==== Information provided ====

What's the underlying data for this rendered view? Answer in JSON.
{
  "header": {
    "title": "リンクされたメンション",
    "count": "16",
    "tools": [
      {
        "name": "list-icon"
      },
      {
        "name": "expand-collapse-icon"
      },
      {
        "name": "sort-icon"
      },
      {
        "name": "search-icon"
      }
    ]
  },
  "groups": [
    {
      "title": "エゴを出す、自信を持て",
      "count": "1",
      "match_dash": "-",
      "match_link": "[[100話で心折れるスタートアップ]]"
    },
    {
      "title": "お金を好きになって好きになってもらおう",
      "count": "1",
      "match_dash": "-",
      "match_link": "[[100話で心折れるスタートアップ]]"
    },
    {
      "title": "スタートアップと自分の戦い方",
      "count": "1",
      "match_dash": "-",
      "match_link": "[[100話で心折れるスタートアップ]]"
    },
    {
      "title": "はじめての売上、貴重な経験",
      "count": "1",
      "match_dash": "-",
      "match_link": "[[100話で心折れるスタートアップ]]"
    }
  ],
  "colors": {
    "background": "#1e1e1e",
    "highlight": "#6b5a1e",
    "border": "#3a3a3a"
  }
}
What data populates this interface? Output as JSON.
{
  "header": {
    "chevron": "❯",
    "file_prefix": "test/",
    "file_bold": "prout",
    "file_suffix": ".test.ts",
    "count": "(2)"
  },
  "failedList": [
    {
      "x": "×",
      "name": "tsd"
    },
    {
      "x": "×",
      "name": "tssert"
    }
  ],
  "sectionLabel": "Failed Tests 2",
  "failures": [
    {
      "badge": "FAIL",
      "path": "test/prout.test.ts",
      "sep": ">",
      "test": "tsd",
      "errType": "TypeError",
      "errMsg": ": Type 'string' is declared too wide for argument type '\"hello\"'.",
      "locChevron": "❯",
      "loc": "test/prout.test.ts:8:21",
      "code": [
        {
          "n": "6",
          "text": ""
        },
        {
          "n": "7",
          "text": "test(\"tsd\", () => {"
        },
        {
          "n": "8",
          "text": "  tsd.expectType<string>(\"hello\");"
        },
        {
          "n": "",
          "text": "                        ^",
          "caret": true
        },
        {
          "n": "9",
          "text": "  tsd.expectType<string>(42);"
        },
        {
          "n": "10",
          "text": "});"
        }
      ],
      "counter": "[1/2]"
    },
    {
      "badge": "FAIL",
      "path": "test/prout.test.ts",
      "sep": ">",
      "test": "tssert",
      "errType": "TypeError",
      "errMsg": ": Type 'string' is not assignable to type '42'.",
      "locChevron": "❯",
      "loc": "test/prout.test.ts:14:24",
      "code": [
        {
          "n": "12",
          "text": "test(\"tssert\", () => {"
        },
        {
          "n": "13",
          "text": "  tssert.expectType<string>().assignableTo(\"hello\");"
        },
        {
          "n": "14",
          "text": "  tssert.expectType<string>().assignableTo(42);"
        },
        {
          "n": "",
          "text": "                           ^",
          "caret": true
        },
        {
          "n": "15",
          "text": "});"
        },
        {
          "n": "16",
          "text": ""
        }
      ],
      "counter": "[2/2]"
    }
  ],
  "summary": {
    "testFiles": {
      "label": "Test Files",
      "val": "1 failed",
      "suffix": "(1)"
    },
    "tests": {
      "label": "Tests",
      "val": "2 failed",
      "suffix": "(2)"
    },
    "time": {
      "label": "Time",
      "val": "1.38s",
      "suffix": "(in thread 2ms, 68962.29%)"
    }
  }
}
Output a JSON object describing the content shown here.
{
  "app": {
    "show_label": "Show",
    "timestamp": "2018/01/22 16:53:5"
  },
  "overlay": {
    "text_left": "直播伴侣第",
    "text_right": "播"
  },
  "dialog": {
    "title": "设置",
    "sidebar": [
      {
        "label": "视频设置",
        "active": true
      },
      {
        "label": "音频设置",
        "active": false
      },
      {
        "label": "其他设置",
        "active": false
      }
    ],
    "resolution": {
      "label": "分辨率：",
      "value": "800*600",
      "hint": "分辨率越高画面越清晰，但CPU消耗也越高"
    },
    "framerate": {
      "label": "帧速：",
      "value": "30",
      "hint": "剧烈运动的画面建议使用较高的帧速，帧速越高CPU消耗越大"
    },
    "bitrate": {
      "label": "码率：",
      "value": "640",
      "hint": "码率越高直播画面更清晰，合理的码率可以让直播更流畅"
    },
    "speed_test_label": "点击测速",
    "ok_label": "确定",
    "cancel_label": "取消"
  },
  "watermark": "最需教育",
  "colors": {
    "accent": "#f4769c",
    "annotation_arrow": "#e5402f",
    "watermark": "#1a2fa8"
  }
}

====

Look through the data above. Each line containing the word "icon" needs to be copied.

        "name": "list-icon"
        "name": "expand-collapse-icon"
        "name": "sort-icon"
        "name": "search-icon"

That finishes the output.